Google has made several moves to tie the transition to Google Apps to these business imperatives and entice more companies away from the Microsoft desktop. For example, in 2Q2009, Google made available a uniform way for programmers to incorporate Google's search engine, spreadsheet, maps, videos, and e-mail software into their own applications, giving users a single point of entry into the complete desktop platform. Google also continues to tout a price-point thats 50% of a typical Microsoft per seat desktop cost. Google Chrome OS also hopes to redefine a laptop into a Net appliance that relies almost entirely on the cloud for the apps people would use routinely. And Google keeps pushing - Google Wave promises to attack one of Microsoft's most beloved products, its SharePoint collaboration software. All these moves translate into a cost takeout, efficiency, and portability value proposition for organizations large and small.
Cloud-based desktop application services (Google Apps) are a component of Googles strategy to expand into new businesses that augment its Internet search and advertising prowess.
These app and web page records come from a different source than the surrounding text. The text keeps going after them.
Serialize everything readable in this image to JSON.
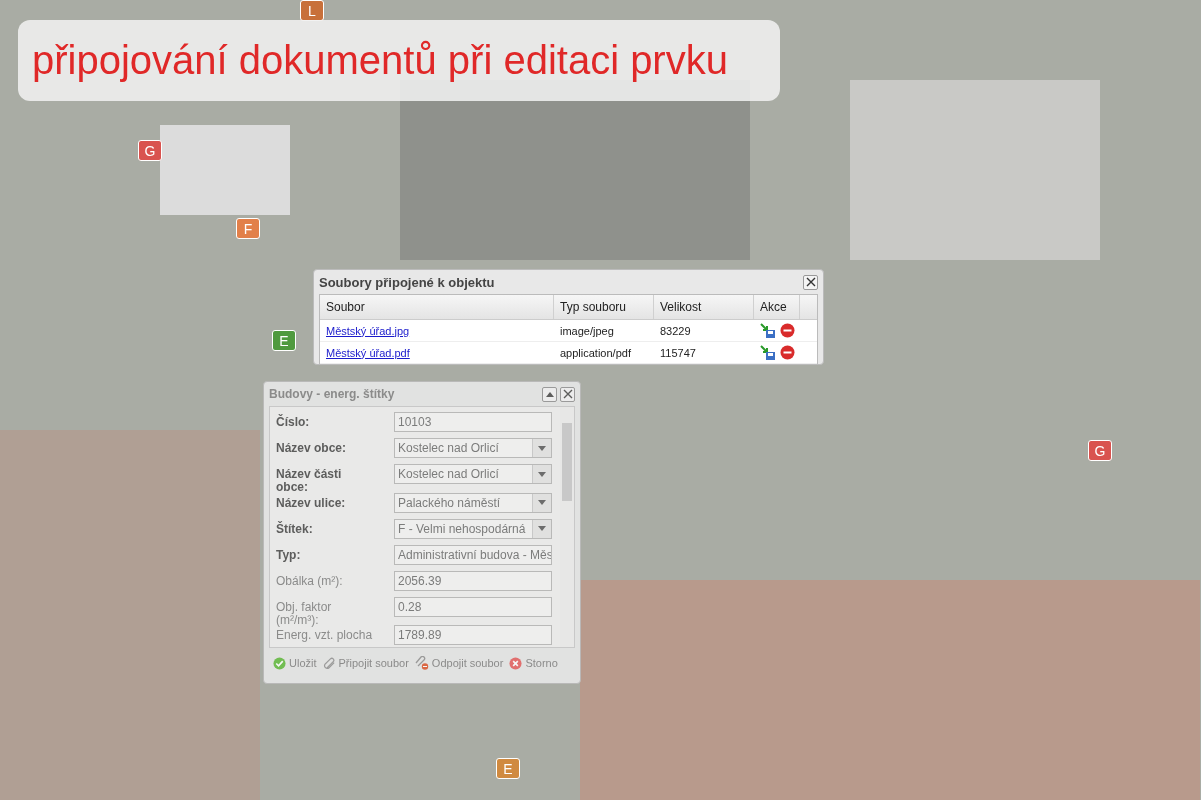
{
  "banner": {
    "title": "připojování dokumentů při editaci prvku"
  },
  "markers": [
    {
      "label": "L",
      "color": "#c8703a"
    },
    {
      "label": "G",
      "color": "#d9534f"
    },
    {
      "label": "F",
      "color": "#e2804a"
    },
    {
      "label": "E",
      "color": "#4f9a3e"
    },
    {
      "label": "G",
      "color": "#d9534f"
    },
    {
      "label": "E",
      "color": "#d08a40"
    }
  ],
  "files_dialog": {
    "title": "Soubory připojené k objektu",
    "columns": [
      "Soubor",
      "Typ souboru",
      "Velikost",
      "Akce"
    ],
    "rows": [
      {
        "name": "Městský úřad.jpg",
        "type": "image/jpeg",
        "size": "83229"
      },
      {
        "name": "Městský úřad.pdf",
        "type": "application/pdf",
        "size": "115747"
      }
    ]
  },
  "form_panel": {
    "title": "Budovy - energ. štítky",
    "fields": [
      {
        "label": "Číslo:",
        "value": "10103",
        "kind": "text",
        "required": true
      },
      {
        "label": "Název obce:",
        "value": "Kostelec nad Orlicí",
        "kind": "select",
        "required": true
      },
      {
        "label": "Název části obce:",
        "value": "Kostelec nad Orlicí",
        "kind": "select",
        "required": true
      },
      {
        "label": "Název ulice:",
        "value": "Palackého náměstí",
        "kind": "select",
        "required": true
      },
      {
        "label": "Štítek:",
        "value": "F - Velmi nehospodárná",
        "kind": "select",
        "required": true
      },
      {
        "label": "Typ:",
        "value": "Administrativní budova - Měs",
        "kind": "text",
        "required": true
      },
      {
        "label": "Obálka (m²):",
        "value": "2056.39",
        "kind": "text",
        "required": false
      },
      {
        "label": "Obj. faktor (m²/m³):",
        "value": "0.28",
        "kind": "text",
        "required": false
      },
      {
        "label": "Energ. vzt. plocha",
        "value": "1789.89",
        "kind": "text",
        "required": false
      }
    ],
    "buttons": [
      {
        "label": "Uložit",
        "kind": "save"
      },
      {
        "label": "Připojit soubor",
        "kind": "attach"
      },
      {
        "label": "Odpojit soubor",
        "kind": "detach"
      },
      {
        "label": "Storno",
        "kind": "cancel"
      }
    ]
  }
}
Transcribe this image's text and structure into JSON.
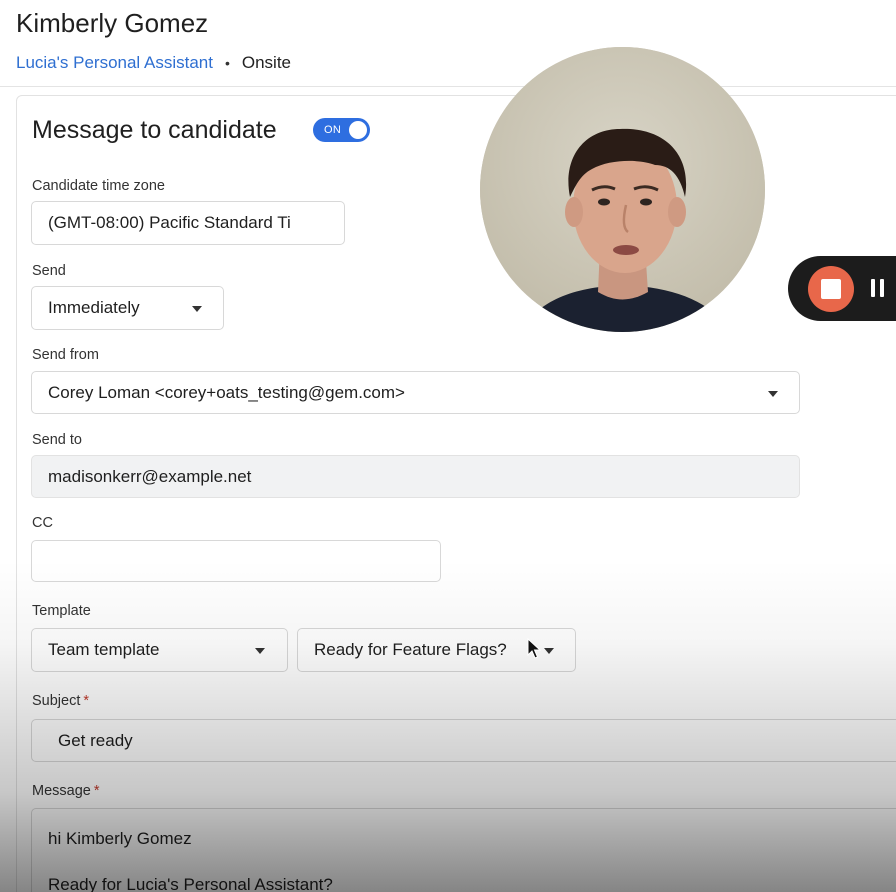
{
  "header": {
    "candidate_name": "Kimberly Gomez",
    "job_link": "Lucia's Personal Assistant",
    "separator": "•",
    "stage": "Onsite"
  },
  "panel": {
    "title": "Message to candidate",
    "toggle_label": "ON"
  },
  "form": {
    "timezone": {
      "label": "Candidate time zone",
      "value": "(GMT-08:00) Pacific Standard Ti"
    },
    "send": {
      "label": "Send",
      "value": "Immediately"
    },
    "send_from": {
      "label": "Send from",
      "value": "Corey Loman <corey+oats_testing@gem.com>"
    },
    "send_to": {
      "label": "Send to",
      "value": "madisonkerr@example.net"
    },
    "cc": {
      "label": "CC",
      "value": ""
    },
    "template": {
      "label": "Template",
      "type_value": "Team template",
      "name_value": "Ready for Feature Flags?"
    },
    "subject": {
      "label": "Subject",
      "required_mark": "*",
      "value": "Get ready"
    },
    "message": {
      "label": "Message",
      "required_mark": "*",
      "line1": "hi Kimberly Gomez",
      "line2": "Ready for Lucia's Personal Assistant?"
    }
  },
  "recorder": {
    "stop_icon": "stop-square-icon",
    "pause_icon": "pause-icon",
    "accent_color": "#e8674a"
  }
}
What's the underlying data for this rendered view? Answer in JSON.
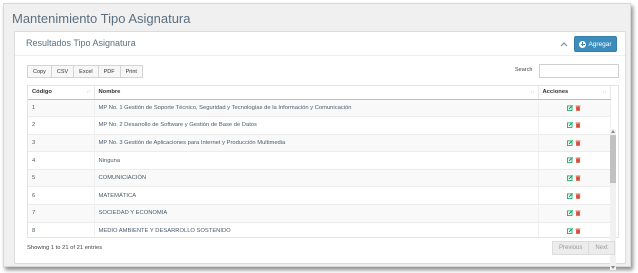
{
  "page": {
    "title": "Mantenimiento Tipo Asignatura"
  },
  "box": {
    "title": "Resultados Tipo Asignatura",
    "add_label": "Agregar",
    "accent": "#3c8dbc"
  },
  "toolbar": {
    "exports": [
      "Copy",
      "CSV",
      "Excel",
      "PDF",
      "Print"
    ],
    "search_label": "Search",
    "search_value": ""
  },
  "table": {
    "headers": {
      "code": "Código",
      "name": "Nombre",
      "actions": "Acciones"
    },
    "rows": [
      {
        "code": "1",
        "name": "MP No. 1 Gestión de Soporte Técnico, Seguridad y Tecnologías de la Información y Comunicación"
      },
      {
        "code": "2",
        "name": "MP No. 2 Desarrollo de Software y Gestión de Base de Datos"
      },
      {
        "code": "3",
        "name": "MP No. 3 Gestión de Aplicaciones para Internet y Producción Multimedia"
      },
      {
        "code": "4",
        "name": "Ninguna"
      },
      {
        "code": "5",
        "name": "COMUNICIACIÓN"
      },
      {
        "code": "6",
        "name": "MATEMÁTICA"
      },
      {
        "code": "7",
        "name": "SOCIEDAD Y ECONOMIA"
      },
      {
        "code": "8",
        "name": "MEDIO AMBIENTE Y DESARROLLO SOSTENIDO"
      }
    ],
    "edit_color": "#00a65a",
    "delete_color": "#dd4b39"
  },
  "footer": {
    "info": "Showing 1 to 21 of 21 entries",
    "previous": "Previous",
    "next": "Next"
  }
}
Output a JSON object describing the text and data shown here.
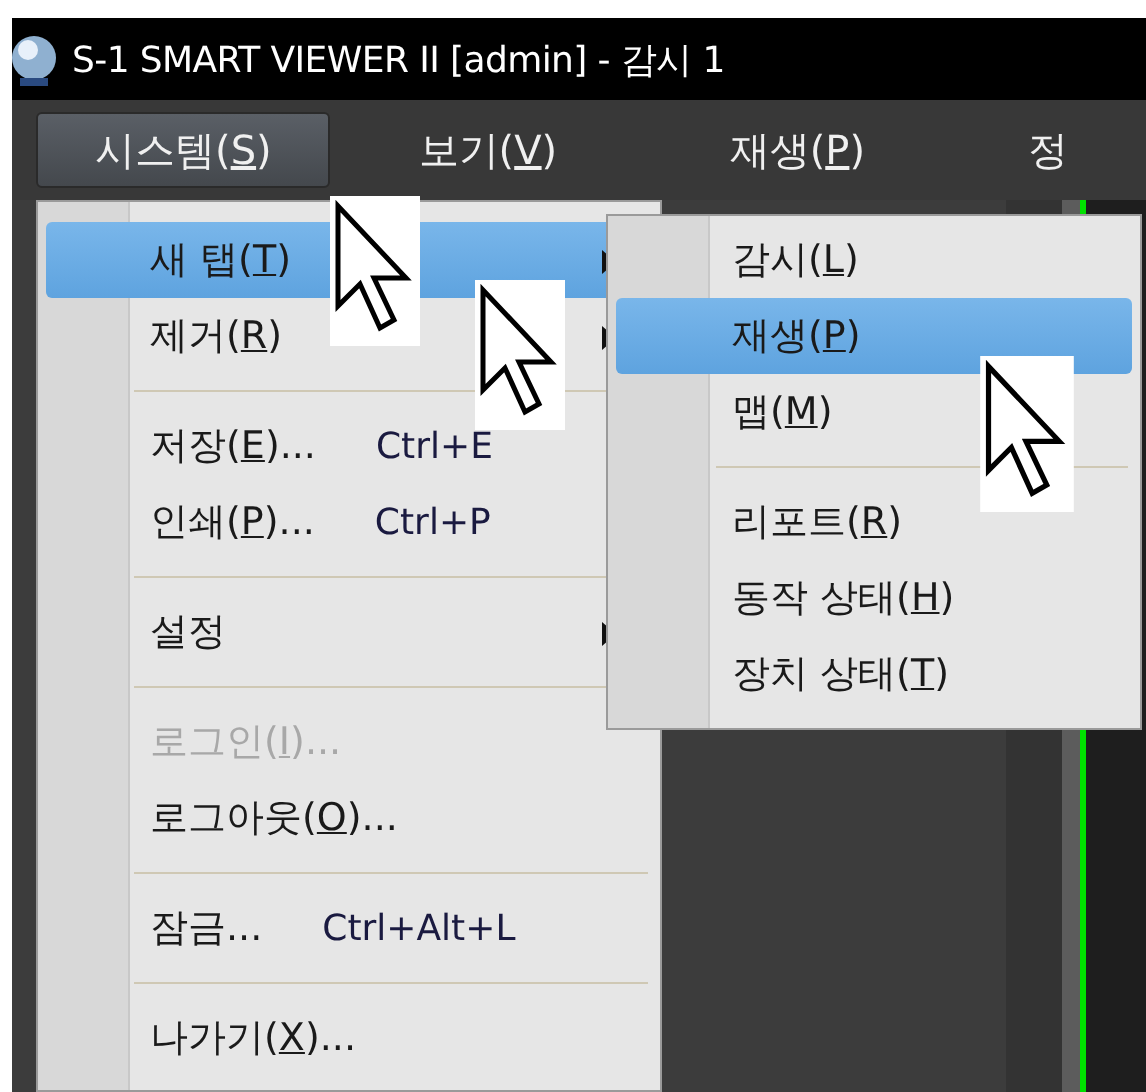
{
  "window": {
    "title": "S-1 SMART VIEWER II [admin] - 감시 1"
  },
  "menubar": [
    {
      "label": "시스템(S)",
      "selected": true
    },
    {
      "label": "보기(V)",
      "selected": false
    },
    {
      "label": "재생(P)",
      "selected": false
    },
    {
      "label": "정",
      "selected": false
    }
  ],
  "menu": [
    {
      "kind": "item",
      "label": "새 탭(T)",
      "submenu": true,
      "selected": true,
      "disabled": false
    },
    {
      "kind": "item",
      "label": "제거(R)",
      "submenu": true,
      "selected": false,
      "disabled": false
    },
    {
      "kind": "separator"
    },
    {
      "kind": "item",
      "label": "저장(E)...",
      "shortcut": "Ctrl+E",
      "submenu": false,
      "selected": false,
      "disabled": false
    },
    {
      "kind": "item",
      "label": "인쇄(P)...",
      "shortcut": "Ctrl+P",
      "submenu": false,
      "selected": false,
      "disabled": false
    },
    {
      "kind": "separator"
    },
    {
      "kind": "item",
      "label": "설정",
      "submenu": true,
      "selected": false,
      "disabled": false
    },
    {
      "kind": "separator"
    },
    {
      "kind": "item",
      "label": "로그인(I)...",
      "submenu": false,
      "selected": false,
      "disabled": true
    },
    {
      "kind": "item",
      "label": "로그아웃(O)...",
      "submenu": false,
      "selected": false,
      "disabled": false
    },
    {
      "kind": "separator"
    },
    {
      "kind": "item",
      "label": "잠금...",
      "shortcut": "Ctrl+Alt+L",
      "submenu": false,
      "selected": false,
      "disabled": false
    },
    {
      "kind": "separator"
    },
    {
      "kind": "item",
      "label": "나가기(X)...",
      "submenu": false,
      "selected": false,
      "disabled": false
    }
  ],
  "submenu": [
    {
      "kind": "item",
      "label": "감시(L)",
      "selected": false
    },
    {
      "kind": "item",
      "label": "재생(P)",
      "selected": true
    },
    {
      "kind": "item",
      "label": "맵(M)",
      "selected": false
    },
    {
      "kind": "separator"
    },
    {
      "kind": "item",
      "label": "리포트(R)",
      "selected": false
    },
    {
      "kind": "item",
      "label": "동작 상태(H)",
      "selected": false
    },
    {
      "kind": "item",
      "label": "장치 상태(T)",
      "selected": false
    }
  ]
}
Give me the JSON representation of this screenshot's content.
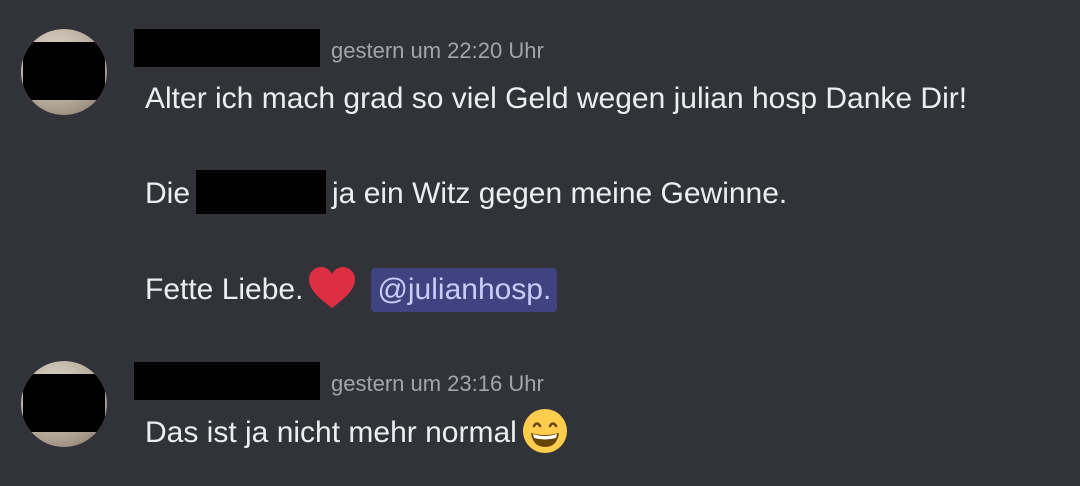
{
  "messages": [
    {
      "timestamp": "gestern um 22:20 Uhr",
      "lines": {
        "l1": "Alter ich mach grad so viel Geld wegen julian hosp Danke Dir!",
        "l2_before": "Die",
        "l2_after": "ja ein Witz gegen meine Gewinne.",
        "l3_text": "Fette Liebe.",
        "l3_mention": "@julianhosp."
      },
      "icons": [
        "heart-icon"
      ]
    },
    {
      "timestamp": "gestern um 23:16 Uhr",
      "lines": {
        "l1": "Das ist ja nicht mehr normal"
      },
      "icons": [
        "grinning-face-icon"
      ]
    }
  ],
  "colors": {
    "background": "#323339",
    "text": "#eceef0",
    "timestamp": "#a2a5ab",
    "mention_bg": "#3f4380",
    "mention_text": "#c9cdfb",
    "heart": "#dd2e44"
  }
}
To be successful, the search engine has trained its array of computers and data analysis acumen on these new business imperatives of small and large businesses alike to fuel future growth and its market making capabilities.